Stored data:

* * * *

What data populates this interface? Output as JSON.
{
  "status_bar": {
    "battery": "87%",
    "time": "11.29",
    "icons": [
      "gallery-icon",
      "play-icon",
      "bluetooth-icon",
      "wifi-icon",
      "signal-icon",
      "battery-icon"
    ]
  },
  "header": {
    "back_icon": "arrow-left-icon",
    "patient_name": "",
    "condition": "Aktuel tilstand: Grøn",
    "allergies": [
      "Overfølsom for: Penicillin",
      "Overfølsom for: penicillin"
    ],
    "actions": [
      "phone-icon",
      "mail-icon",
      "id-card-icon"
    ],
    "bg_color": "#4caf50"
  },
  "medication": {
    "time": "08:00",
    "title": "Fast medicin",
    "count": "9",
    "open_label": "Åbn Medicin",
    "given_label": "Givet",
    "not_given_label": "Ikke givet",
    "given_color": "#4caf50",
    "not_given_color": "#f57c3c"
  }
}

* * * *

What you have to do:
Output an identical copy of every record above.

Output for this task:
What data populates this interface? Output as JSON.
{
  "status_bar": {
    "battery": "87%",
    "time": "11.29",
    "icons": [
      "gallery-icon",
      "play-icon",
      "bluetooth-icon",
      "wifi-icon",
      "signal-icon",
      "battery-icon"
    ]
  },
  "header": {
    "back_icon": "arrow-left-icon",
    "patient_name": "",
    "condition": "Aktuel tilstand: Grøn",
    "allergies": [
      "Overfølsom for: Penicillin",
      "Overfølsom for: penicillin"
    ],
    "actions": [
      "phone-icon",
      "mail-icon",
      "id-card-icon"
    ],
    "bg_color": "#4caf50"
  },
  "medication": {
    "time": "08:00",
    "title": "Fast medicin",
    "count": "9",
    "open_label": "Åbn Medicin",
    "given_label": "Givet",
    "not_given_label": "Ikke givet",
    "given_color": "#4caf50",
    "not_given_color": "#f57c3c"
  }
}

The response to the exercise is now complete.